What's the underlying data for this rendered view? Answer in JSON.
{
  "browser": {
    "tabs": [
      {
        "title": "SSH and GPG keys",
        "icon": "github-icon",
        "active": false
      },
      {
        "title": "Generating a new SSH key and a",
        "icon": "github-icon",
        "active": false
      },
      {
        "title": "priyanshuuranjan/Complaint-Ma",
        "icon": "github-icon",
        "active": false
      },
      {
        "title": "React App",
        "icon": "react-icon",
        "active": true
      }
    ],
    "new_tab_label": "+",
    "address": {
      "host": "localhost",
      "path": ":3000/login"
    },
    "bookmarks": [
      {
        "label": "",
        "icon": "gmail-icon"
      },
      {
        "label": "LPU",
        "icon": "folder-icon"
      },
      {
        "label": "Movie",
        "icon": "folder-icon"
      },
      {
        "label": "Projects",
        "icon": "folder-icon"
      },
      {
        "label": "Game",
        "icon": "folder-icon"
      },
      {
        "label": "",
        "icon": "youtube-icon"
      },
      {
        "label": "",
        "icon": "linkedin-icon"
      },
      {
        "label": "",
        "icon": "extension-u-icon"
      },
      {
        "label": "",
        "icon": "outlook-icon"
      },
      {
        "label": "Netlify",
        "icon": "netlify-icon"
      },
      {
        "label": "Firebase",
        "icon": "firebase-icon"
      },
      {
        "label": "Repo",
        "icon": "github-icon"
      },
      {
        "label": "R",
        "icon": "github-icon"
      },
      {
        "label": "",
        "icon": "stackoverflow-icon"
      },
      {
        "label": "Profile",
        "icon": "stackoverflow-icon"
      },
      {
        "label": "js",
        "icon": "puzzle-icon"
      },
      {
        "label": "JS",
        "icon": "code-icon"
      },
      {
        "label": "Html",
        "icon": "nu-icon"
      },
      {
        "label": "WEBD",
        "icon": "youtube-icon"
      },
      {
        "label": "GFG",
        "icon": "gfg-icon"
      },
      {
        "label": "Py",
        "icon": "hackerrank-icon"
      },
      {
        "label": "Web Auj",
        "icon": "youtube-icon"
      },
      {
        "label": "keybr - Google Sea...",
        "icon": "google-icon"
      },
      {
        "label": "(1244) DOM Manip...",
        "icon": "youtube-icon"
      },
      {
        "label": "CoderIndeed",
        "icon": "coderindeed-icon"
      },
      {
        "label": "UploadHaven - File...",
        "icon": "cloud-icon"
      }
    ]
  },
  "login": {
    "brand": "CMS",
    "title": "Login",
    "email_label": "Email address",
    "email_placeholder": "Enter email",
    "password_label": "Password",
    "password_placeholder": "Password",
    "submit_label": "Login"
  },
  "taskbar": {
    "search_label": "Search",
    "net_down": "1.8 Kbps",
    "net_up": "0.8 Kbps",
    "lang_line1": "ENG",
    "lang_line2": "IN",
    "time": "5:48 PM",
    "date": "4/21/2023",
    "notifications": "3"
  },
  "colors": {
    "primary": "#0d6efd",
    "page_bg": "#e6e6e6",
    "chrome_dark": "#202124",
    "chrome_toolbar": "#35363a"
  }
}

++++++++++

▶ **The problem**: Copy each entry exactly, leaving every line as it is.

▶ **Exercise response**:
What's the underlying data for this rendered view? Answer in JSON.
{
  "browser": {
    "tabs": [
      {
        "title": "SSH and GPG keys",
        "icon": "github-icon",
        "active": false
      },
      {
        "title": "Generating a new SSH key and a",
        "icon": "github-icon",
        "active": false
      },
      {
        "title": "priyanshuuranjan/Complaint-Ma",
        "icon": "github-icon",
        "active": false
      },
      {
        "title": "React App",
        "icon": "react-icon",
        "active": true
      }
    ],
    "new_tab_label": "+",
    "address": {
      "host": "localhost",
      "path": ":3000/login"
    },
    "bookmarks": [
      {
        "label": "",
        "icon": "gmail-icon"
      },
      {
        "label": "LPU",
        "icon": "folder-icon"
      },
      {
        "label": "Movie",
        "icon": "folder-icon"
      },
      {
        "label": "Projects",
        "icon": "folder-icon"
      },
      {
        "label": "Game",
        "icon": "folder-icon"
      },
      {
        "label": "",
        "icon": "youtube-icon"
      },
      {
        "label": "",
        "icon": "linkedin-icon"
      },
      {
        "label": "",
        "icon": "extension-u-icon"
      },
      {
        "label": "",
        "icon": "outlook-icon"
      },
      {
        "label": "Netlify",
        "icon": "netlify-icon"
      },
      {
        "label": "Firebase",
        "icon": "firebase-icon"
      },
      {
        "label": "Repo",
        "icon": "github-icon"
      },
      {
        "label": "R",
        "icon": "github-icon"
      },
      {
        "label": "",
        "icon": "stackoverflow-icon"
      },
      {
        "label": "Profile",
        "icon": "stackoverflow-icon"
      },
      {
        "label": "js",
        "icon": "puzzle-icon"
      },
      {
        "label": "JS",
        "icon": "code-icon"
      },
      {
        "label": "Html",
        "icon": "nu-icon"
      },
      {
        "label": "WEBD",
        "icon": "youtube-icon"
      },
      {
        "label": "GFG",
        "icon": "gfg-icon"
      },
      {
        "label": "Py",
        "icon": "hackerrank-icon"
      },
      {
        "label": "Web Auj",
        "icon": "youtube-icon"
      },
      {
        "label": "keybr - Google Sea...",
        "icon": "google-icon"
      },
      {
        "label": "(1244) DOM Manip...",
        "icon": "youtube-icon"
      },
      {
        "label": "CoderIndeed",
        "icon": "coderindeed-icon"
      },
      {
        "label": "UploadHaven - File...",
        "icon": "cloud-icon"
      }
    ]
  },
  "login": {
    "brand": "CMS",
    "title": "Login",
    "email_label": "Email address",
    "email_placeholder": "Enter email",
    "password_label": "Password",
    "password_placeholder": "Password",
    "submit_label": "Login"
  },
  "taskbar": {
    "search_label": "Search",
    "net_down": "1.8 Kbps",
    "net_up": "0.8 Kbps",
    "lang_line1": "ENG",
    "lang_line2": "IN",
    "time": "5:48 PM",
    "date": "4/21/2023",
    "notifications": "3"
  },
  "colors": {
    "primary": "#0d6efd",
    "page_bg": "#e6e6e6",
    "chrome_dark": "#202124",
    "chrome_toolbar": "#35363a"
  }
}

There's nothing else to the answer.